(Beginning of Records for processing)
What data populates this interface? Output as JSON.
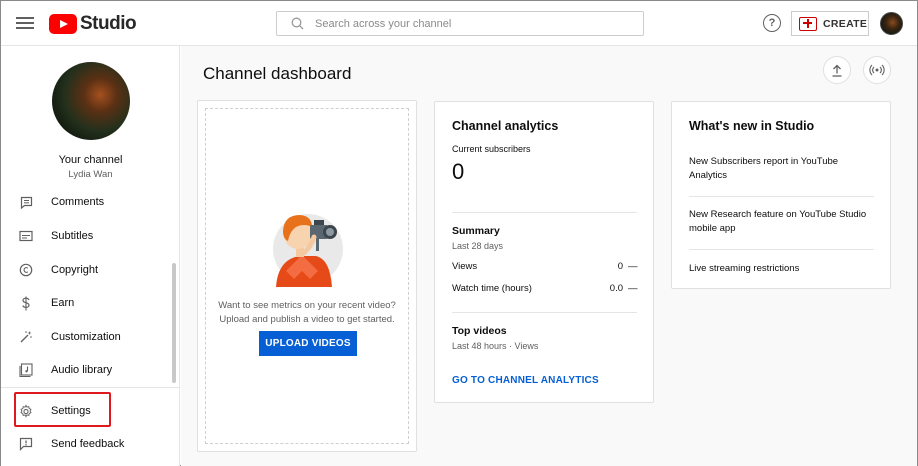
{
  "app": {
    "name": "Studio"
  },
  "header": {
    "search_placeholder": "Search across your channel",
    "help_symbol": "?",
    "create_label": "CREATE"
  },
  "sidebar": {
    "channel_label": "Your channel",
    "channel_name": "Lydia Wan",
    "items": [
      {
        "label": "Comments",
        "icon": "comments-icon"
      },
      {
        "label": "Subtitles",
        "icon": "subtitles-icon"
      },
      {
        "label": "Copyright",
        "icon": "copyright-icon"
      },
      {
        "label": "Earn",
        "icon": "dollar-icon"
      },
      {
        "label": "Customization",
        "icon": "magic-wand-icon"
      },
      {
        "label": "Audio library",
        "icon": "audio-library-icon"
      }
    ],
    "bottom_items": [
      {
        "label": "Settings",
        "icon": "gear-icon",
        "highlighted": true
      },
      {
        "label": "Send feedback",
        "icon": "feedback-icon"
      }
    ]
  },
  "main": {
    "title": "Channel dashboard",
    "upload_card": {
      "text": "Want to see metrics on your recent video? Upload and publish a video to get started.",
      "button": "UPLOAD VIDEOS"
    },
    "analytics": {
      "title": "Channel analytics",
      "subscribers_label": "Current subscribers",
      "subscribers_value": "0",
      "summary_title": "Summary",
      "summary_period": "Last 28 days",
      "rows": [
        {
          "label": "Views",
          "value": "0",
          "change": "—"
        },
        {
          "label": "Watch time (hours)",
          "value": "0.0",
          "change": "—"
        }
      ],
      "top_videos_title": "Top videos",
      "top_videos_period": "Last 48 hours · Views",
      "link": "GO TO CHANNEL ANALYTICS"
    },
    "whats_new": {
      "title": "What's new in Studio",
      "items": [
        "New Subscribers report in YouTube Analytics",
        "New Research feature on YouTube Studio mobile app",
        "Live streaming restrictions"
      ]
    }
  },
  "colors": {
    "brand_red": "#ff0000",
    "link_blue": "#065fd4",
    "highlight_border": "#e0191f"
  }
}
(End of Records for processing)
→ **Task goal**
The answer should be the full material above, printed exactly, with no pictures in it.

→ **Answer below**
What data populates this interface? Output as JSON.
{
  "app": {
    "name": "Studio"
  },
  "header": {
    "search_placeholder": "Search across your channel",
    "help_symbol": "?",
    "create_label": "CREATE"
  },
  "sidebar": {
    "channel_label": "Your channel",
    "channel_name": "Lydia Wan",
    "items": [
      {
        "label": "Comments",
        "icon": "comments-icon"
      },
      {
        "label": "Subtitles",
        "icon": "subtitles-icon"
      },
      {
        "label": "Copyright",
        "icon": "copyright-icon"
      },
      {
        "label": "Earn",
        "icon": "dollar-icon"
      },
      {
        "label": "Customization",
        "icon": "magic-wand-icon"
      },
      {
        "label": "Audio library",
        "icon": "audio-library-icon"
      }
    ],
    "bottom_items": [
      {
        "label": "Settings",
        "icon": "gear-icon",
        "highlighted": true
      },
      {
        "label": "Send feedback",
        "icon": "feedback-icon"
      }
    ]
  },
  "main": {
    "title": "Channel dashboard",
    "upload_card": {
      "text": "Want to see metrics on your recent video? Upload and publish a video to get started.",
      "button": "UPLOAD VIDEOS"
    },
    "analytics": {
      "title": "Channel analytics",
      "subscribers_label": "Current subscribers",
      "subscribers_value": "0",
      "summary_title": "Summary",
      "summary_period": "Last 28 days",
      "rows": [
        {
          "label": "Views",
          "value": "0",
          "change": "—"
        },
        {
          "label": "Watch time (hours)",
          "value": "0.0",
          "change": "—"
        }
      ],
      "top_videos_title": "Top videos",
      "top_videos_period": "Last 48 hours · Views",
      "link": "GO TO CHANNEL ANALYTICS"
    },
    "whats_new": {
      "title": "What's new in Studio",
      "items": [
        "New Subscribers report in YouTube Analytics",
        "New Research feature on YouTube Studio mobile app",
        "Live streaming restrictions"
      ]
    }
  },
  "colors": {
    "brand_red": "#ff0000",
    "link_blue": "#065fd4",
    "highlight_border": "#e0191f"
  }
}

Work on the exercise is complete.